Web page and app entries:
◇ ◇ ◇ ◇ ◇

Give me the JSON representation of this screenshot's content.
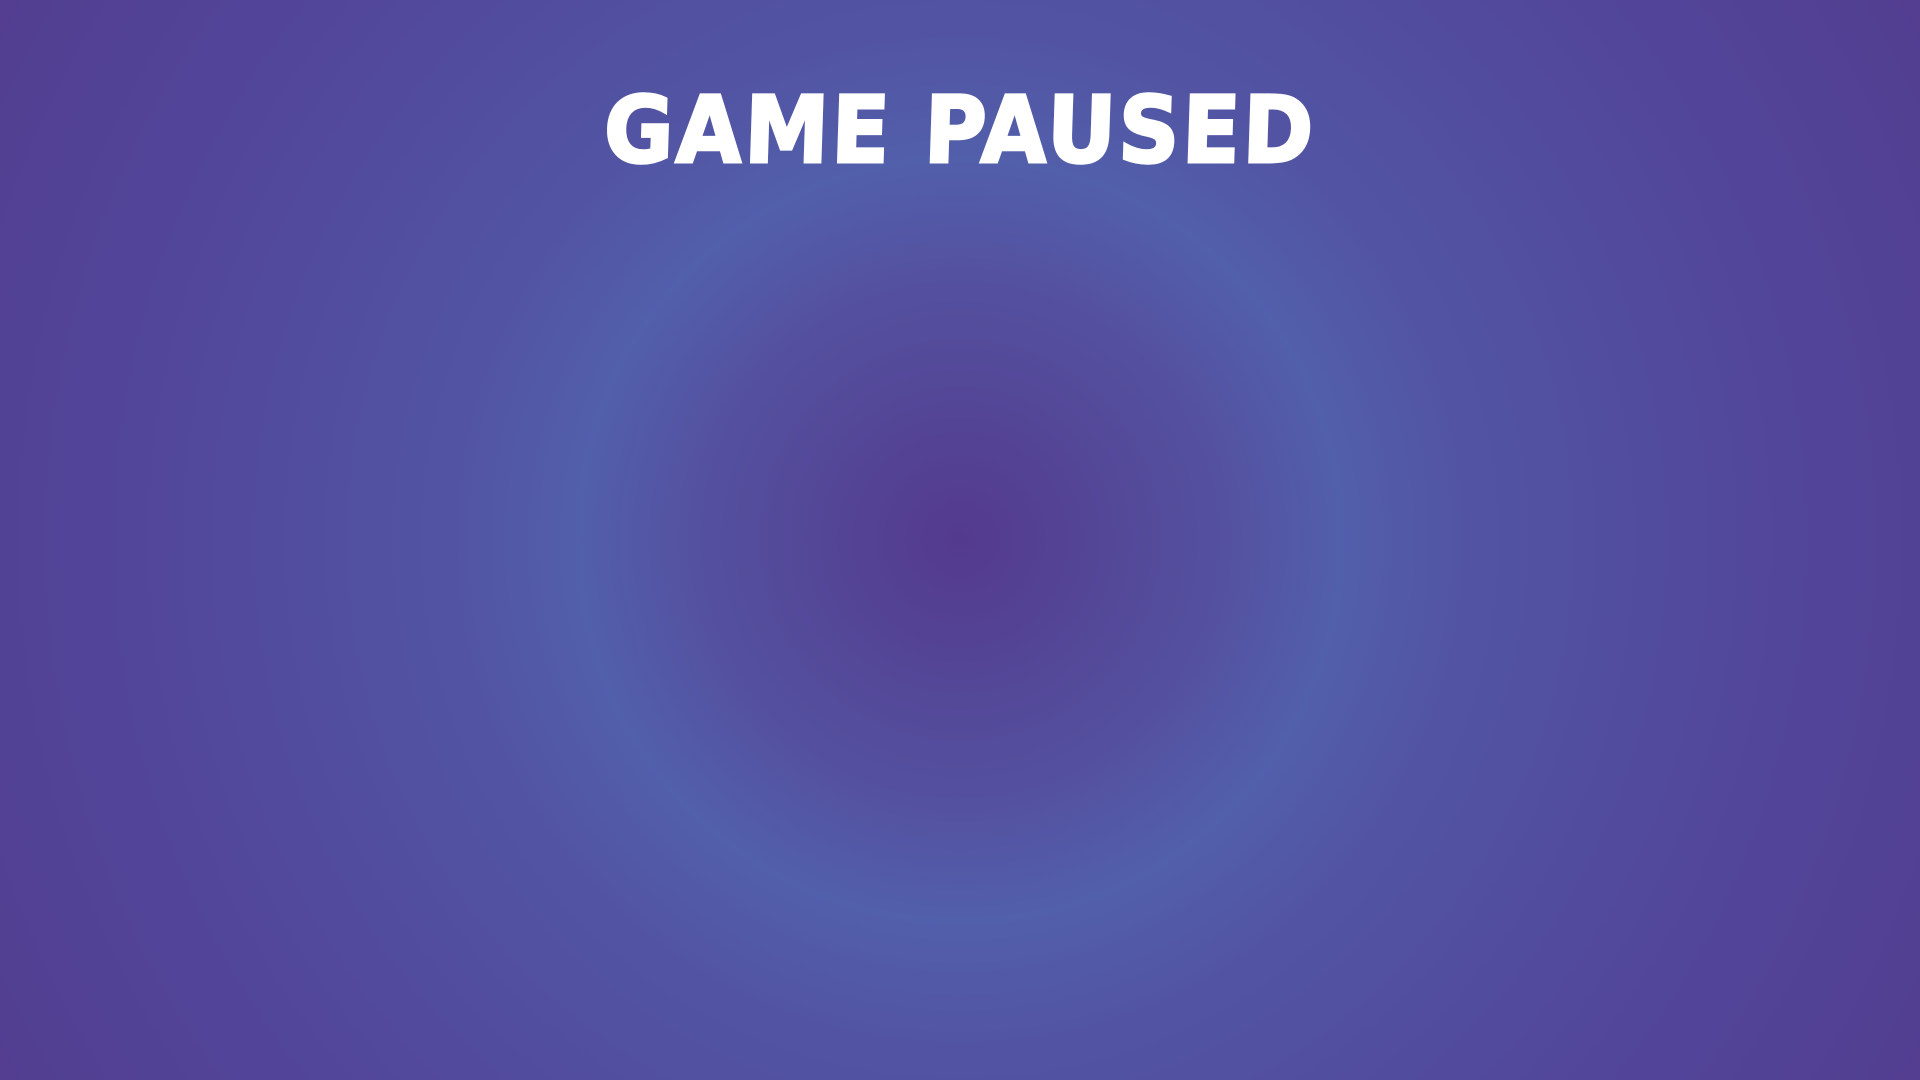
{
  "pause_screen": {
    "title": "GAME PAUSED"
  },
  "colors": {
    "background_center": "#543a8e",
    "background_ring": "#525fab",
    "background_edge": "#53398b",
    "title_text": "#ffffff"
  }
}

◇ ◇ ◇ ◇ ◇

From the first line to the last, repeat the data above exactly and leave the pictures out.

Give me the JSON representation of this screenshot's content.
{
  "pause_screen": {
    "title": "GAME PAUSED"
  },
  "colors": {
    "background_center": "#543a8e",
    "background_ring": "#525fab",
    "background_edge": "#53398b",
    "title_text": "#ffffff"
  }
}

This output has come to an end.